Exxon Mobil Corp. plans to fight a lawsuit filed Oct. 24 by Massachusetts Attorney General Maura Healey's office claiming, among other things, that the oil major hid the potential financial risks of climate change regulations from investors.
The complaint was filed in Suffolk Superior Court and alleges that Exxon "systematically and intentionally" misled Massachusetts investors about the impacts of climate change on its business and about the role that Exxon's products have in contributing to it, the attorney general's office said in an Oct. 24 news release.
"Exxon has known for decades about the catastrophic climate impacts of burning fossil fuels — its chief product," Healey said in the release. "Yet, to this day, Exxon continues to deceive Massachusetts consumers and investors about the dangerous climate harms caused by its oil and gasoline products and the significant risks of climate change — and efforts to address it — to Exxon's business.

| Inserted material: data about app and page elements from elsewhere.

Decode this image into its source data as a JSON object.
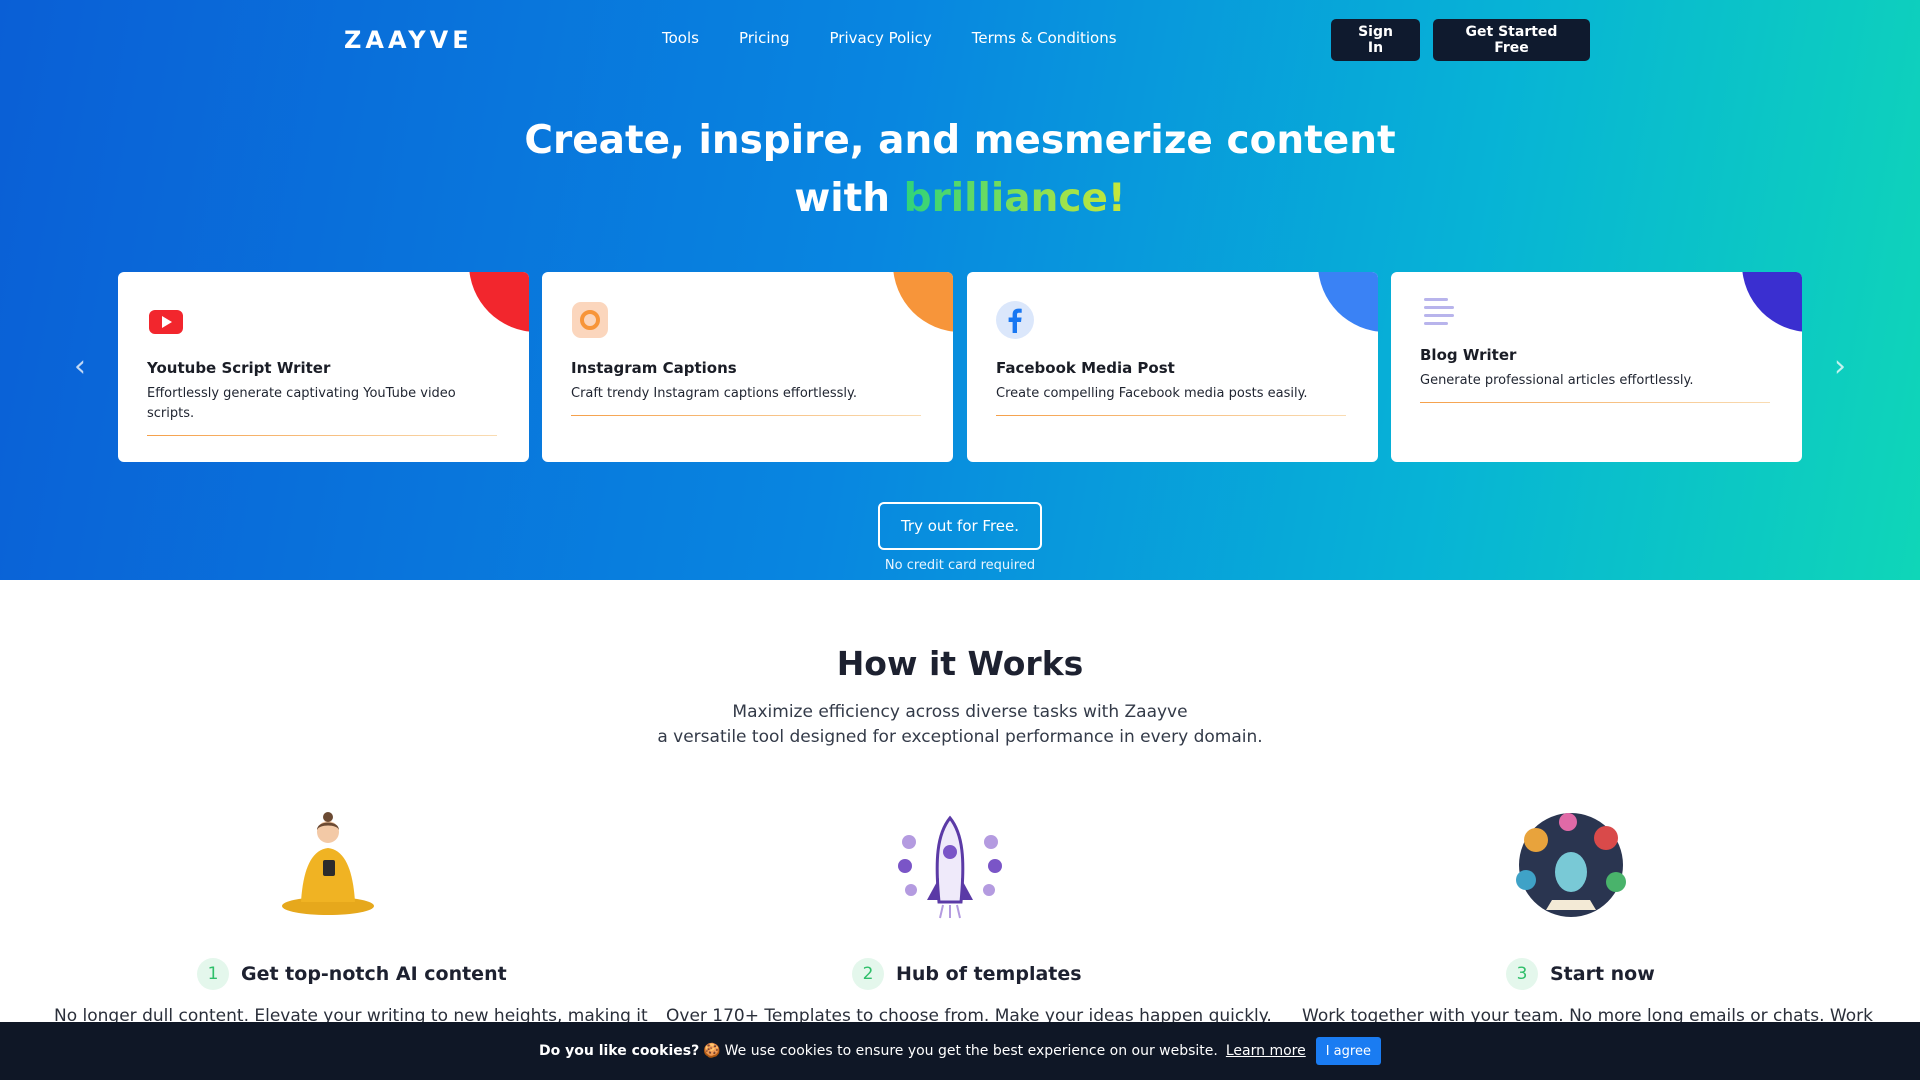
{
  "nav": {
    "logo": "ZAAYVE",
    "links": [
      "Tools",
      "Pricing",
      "Privacy Policy",
      "Terms & Conditions"
    ],
    "sign_in": "Sign In",
    "get_started": "Get Started Free"
  },
  "hero": {
    "title_line1": "Create, inspire, and mesmerize content",
    "title_line2_prefix": "with",
    "title_highlight": "brilliance!",
    "try_button": "Try out for Free.",
    "no_credit": "No credit card required"
  },
  "cards": [
    {
      "title": "Youtube Script Writer",
      "desc": "Effortlessly generate captivating YouTube video scripts.",
      "icon": "youtube-icon",
      "accent": "#f2262d"
    },
    {
      "title": "Instagram Captions",
      "desc": "Craft trendy Instagram captions effortlessly.",
      "icon": "instagram-icon",
      "accent": "#f7953a"
    },
    {
      "title": "Facebook Media Post",
      "desc": "Create compelling Facebook media posts easily.",
      "icon": "facebook-icon",
      "accent": "#3a82f5"
    },
    {
      "title": "Blog Writer",
      "desc": "Generate professional articles effortlessly.",
      "icon": "blog-lines-icon",
      "accent": "#3a2fd0"
    }
  ],
  "how": {
    "title": "How it Works",
    "subtitle_line1": "Maximize efficiency across diverse tasks with Zaayve",
    "subtitle_line2": "a versatile tool designed for exceptional performance in every domain.",
    "steps": [
      {
        "num": "1",
        "title": "Get top-notch AI content",
        "desc": "No longer dull content. Elevate your writing to new heights, making it"
      },
      {
        "num": "2",
        "title": "Hub of templates",
        "desc": "Over 170+ Templates to choose from. Make your ideas happen quickly."
      },
      {
        "num": "3",
        "title": "Start now",
        "desc": "Work together with your team. No more long emails or chats. Work"
      }
    ]
  },
  "cookie": {
    "question": "Do you like cookies?",
    "text": "We use cookies to ensure you get the best experience on our website.",
    "learn_more": "Learn more",
    "agree": "I agree"
  },
  "colors": {
    "hero_start": "#0a5fd6",
    "hero_end": "#0fd6b8",
    "dark_button": "#0f1a2e",
    "cookie_bar": "#0f1726",
    "agree_button": "#1a7cf2",
    "step_number": "#2fbf6a"
  }
}
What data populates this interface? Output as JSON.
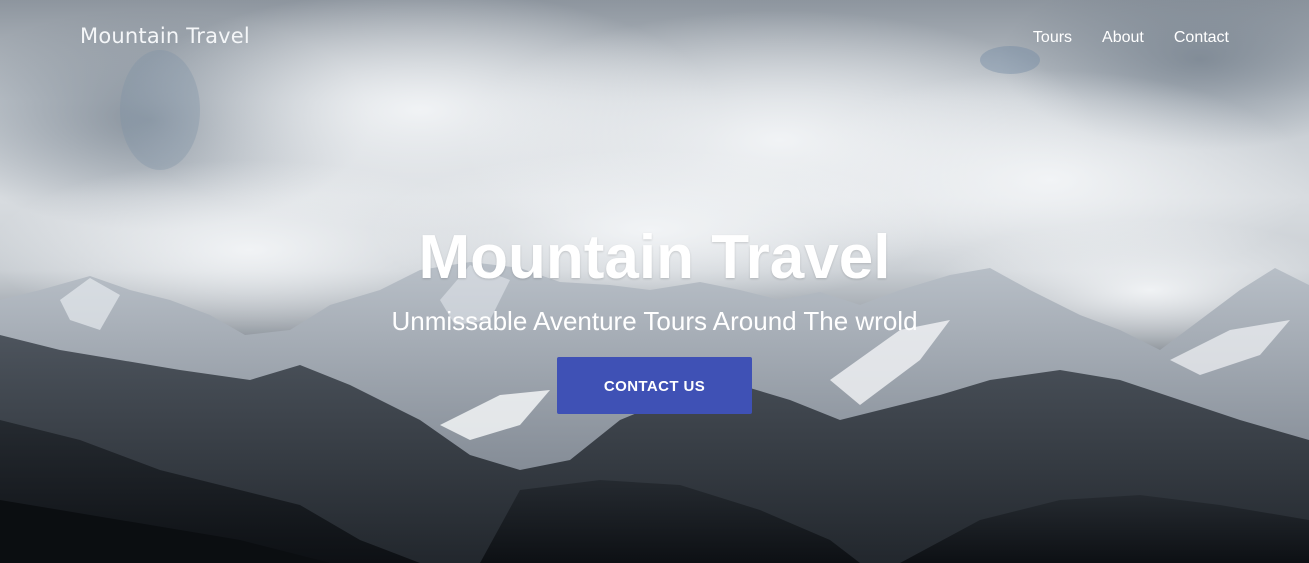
{
  "navbar": {
    "brand": "Mountain Travel",
    "links": [
      {
        "label": "Tours"
      },
      {
        "label": "About"
      },
      {
        "label": "Contact"
      }
    ]
  },
  "hero": {
    "title": "Mountain Travel",
    "subtitle": "Unmissable Aventure Tours Around The wrold",
    "cta_label": "CONTACT US",
    "colors": {
      "cta_background": "#3f51b5",
      "text": "#ffffff"
    },
    "background_image": "cloudy-sky-over-snowy-mountain-range"
  }
}
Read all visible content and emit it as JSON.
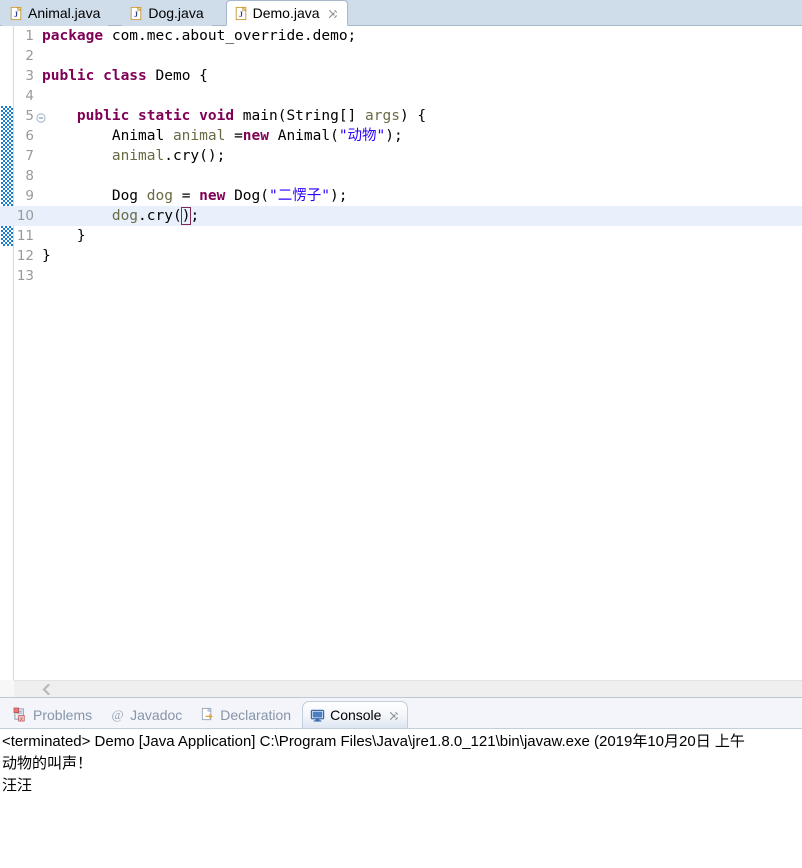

We are suing to stop this illegal deception and penalize the company for its misconduct."
Exxon intends to refute the allegations, which it called "meritless," in court, company spokesman Scott Silvestri said in an Oct. 25 email. "The Massachusetts attorney general's office has filed a baseless complaint three years after announcing its politically motivated investigation, during which they have not interviewed a single ExxonMobil employee or gathered one piece of evidence from the company."
Citing internal company documents, the complaint alleges that as far back as 1980, an expert retained by Exxon presented findings to the company that the projected rise in global temperatures caused by burning fossil fuels would have far-reaching "economic consequences."
The Massachusetts suit also charges that since 2007, Exxon has illegally misrepresented to its investors that it factored in the compliance costs, or "proxy costs," of complying with potential carbon regulations to its financial planning and investment decisions.
Exxon is one of many energy companies that has come under increasing pressure from investors to assess and publicly disclose their emissions and to outline how they are accounting for climate change in their business models.
Under SEC regulations, a company must disclose through public filings with the agency any "material information" — such as risks potentially affecting the financial future of the company — that investors need to know about to make informed decisions.
Healey and then New York Attorney General Eric Schneiderman began investigating Exxon in 2016 following press reports of leaked internal documents that suggested the company may have known, long before the general public, that emissions from fossil fuels contributed to global warming and climate change and that cuts to fossil-fuel consumption would be necessary to address that risk.
Healey served Exxon with a civil investigative demand in April 2016. Exxon argued that it was not subject to personal jurisdiction in Massachusetts and New York and sought relief on constitutional grounds in federal court in Texas. But the U.S. District Court for the Northern District of Texas kicked the case back to the states.
In January 2017, the Massachusetts Superior Court ordered Exxon to comply with the Massachusetts investigation by turning over climate-related documents. The Massachusetts Supreme Judicial Court upheld the ruling in April 2018, and that same month, the Southern District of New York dismissed Exxon's federal lawsuit against Massachusetts. In January, the U.S. Supreme Court denied Exxon's request to hear its appeal of the Supreme Judicial Court ruling.